San Diego Police Chief Bill Kolender admitted Friday that he and other high-ranking department officials used a uniformed police officer during working hours in 1980 and 1981 to run personal errands, including taking Kolender's children to the dentist and doctor.
The admission came as City Manager John Lockwood, after meeting with Mayor Maureen O'Connor, said he would investigate possible improprieties committed by Kolender and his top assistants.
The charges against Kolender were contained in a voluminous complaint filed Thursday by attorney Patrick J. Thistle with the city's Civil Service Commission. Hoping to show that the Police Department harasses officers who pursue disability claims, Thistle included a 58-page diary kept by Officer Jeanne Taylor, who was transferred to Kolender's office for "light duty" after sustaining a work-related accident. Taylor retired earlier this year on a disability pension.

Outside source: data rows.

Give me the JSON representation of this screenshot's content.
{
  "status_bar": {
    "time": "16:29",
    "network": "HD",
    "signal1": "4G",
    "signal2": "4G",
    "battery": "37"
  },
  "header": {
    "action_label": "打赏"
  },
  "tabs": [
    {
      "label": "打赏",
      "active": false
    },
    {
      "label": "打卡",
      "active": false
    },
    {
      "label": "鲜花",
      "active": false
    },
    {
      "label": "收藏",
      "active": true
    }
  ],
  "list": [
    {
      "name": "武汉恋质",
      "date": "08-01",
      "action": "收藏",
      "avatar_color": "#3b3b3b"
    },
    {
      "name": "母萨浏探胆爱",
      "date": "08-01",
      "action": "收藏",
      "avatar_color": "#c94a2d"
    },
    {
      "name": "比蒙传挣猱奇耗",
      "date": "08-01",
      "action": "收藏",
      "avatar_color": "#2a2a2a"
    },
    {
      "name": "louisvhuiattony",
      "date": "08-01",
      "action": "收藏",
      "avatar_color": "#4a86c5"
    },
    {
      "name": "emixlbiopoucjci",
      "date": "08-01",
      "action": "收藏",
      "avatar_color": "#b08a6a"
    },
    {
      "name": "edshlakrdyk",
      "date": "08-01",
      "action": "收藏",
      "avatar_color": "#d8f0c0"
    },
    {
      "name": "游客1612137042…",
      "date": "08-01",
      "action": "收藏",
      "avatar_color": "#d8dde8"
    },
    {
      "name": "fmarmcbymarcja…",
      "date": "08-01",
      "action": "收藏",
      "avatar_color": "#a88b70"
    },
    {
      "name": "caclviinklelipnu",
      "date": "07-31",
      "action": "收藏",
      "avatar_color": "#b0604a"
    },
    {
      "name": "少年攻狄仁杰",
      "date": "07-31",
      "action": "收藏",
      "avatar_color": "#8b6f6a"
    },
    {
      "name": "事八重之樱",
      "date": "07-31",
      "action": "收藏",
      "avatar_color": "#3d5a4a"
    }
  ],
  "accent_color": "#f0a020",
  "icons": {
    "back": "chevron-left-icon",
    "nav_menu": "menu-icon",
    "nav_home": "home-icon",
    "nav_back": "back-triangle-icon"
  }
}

In uniform and armed, Taylor was assigned to Kolender's office, theoretically to guard against hostile visitors and to answer telephone calls. But the complaint alleges that she felt degraded because she was used as a go-fer by Kolender and his assistant chiefs.
Taylor's diary alleges that she was used to pick up people from the airport, transport lunches to the police firing range, get prescriptions and mail a tax return. She picked up birthday cards, sports equipment, popcorn, coffee cups and laundry.
At Kolender's bidding, the former officer wrote, she drove his wife, Lois, to a date; picked up the chief's Halloween costume from Grossmont Center; delivered wedding and bar mitzvah gifts to Kolender family friends; picked up Chargers' tickets for friends; went Christmas shopping for Kolender; dropped off Kolender's electric shaver for repairs; used a Police Department van to pick up a painting of Kolender, and routinely deposited the chief's paychecks at the former California Heritage Bank on 5th Avenue.
In her entry for Jan. 23, 1981, Taylor wrote that she went to the firing range for Kolender to pick up a package of .38-caliber shells for delivery to the chief's "friend John from the Old Ox."
Taylor also records on at least four occasions that she transported Kolender's children to medical appointments. One errand was a three-hour trip to pick up Kolender's son at high school and take him to the dentist to have a tooth pulled.
She also wrote that Kolender warned her not to tell anyone about what kind of assignments she was given.
Lockwood declined Friday to say which of the allegations he considered the most serious.
But a source at City Hall said that among the allegations Lockwood was most concerned with were chauffeuring Kolender's children, supplying bullets to a friend, fetching department film for the personal use of Assistant Chief Bob Burgreen, and the routine depositing of Kolender's paychecks.
In addition to Lockwood's investigation, the Civil Service Commission may begin its own probe of the allegations by Taylor, a commissioner said.
"The commission as a whole has not specifically discussed this matter yet," said David Lewis, the commissioner and a local political consultant. "Certainly, from the preliminary indications that I have received as to what the document contains, I would imagine and I would personally urge the commission to go forward with some kind of investigation.
"From the news accounts that I've seen, it appears that there's been some misuse of classified personnel and that would put it under the purview of the commission. I would imagine that in this case, the Civil Service Commission could investigate and probably turn its findings over to the city manager and some other appropriate authority."
Kolender and Burgreen both admitted Friday that Taylor performed some of their personal errands, characterizing their past requests as "indefensible."
They said that, effective immediately, they will no longer make similar requests of the uniformed officers currently assigned to Kolender's office.
Both men said, however, that several of the allegations by Taylor were either unjustified or untrue.
Kolender said he didn't tell Taylor to pick up a friend and his dog for a ride to a pet hotel, and he couldn't remember asking her to deliver police bullets to another friend. He said he didn't have her pick up the football tickets.
Both men said they considered it proper for Taylor to drive them to the airport on city business, since they would have to pay parking fees out of the city treasury.
They also said they see nothing wrong with sending an officer to hand-deliver important reports or letters to the city manager's office at City Hall, or pick up the chief's wife for a police function.
"Even today, he (an officer) has picked up Lois if I have a function," Kolender said. "I don't think that's wrong."
Kolender admitted, however, that he used Taylor several times to pick up his children for medical appointments during 1980--what he called a "different period of my life."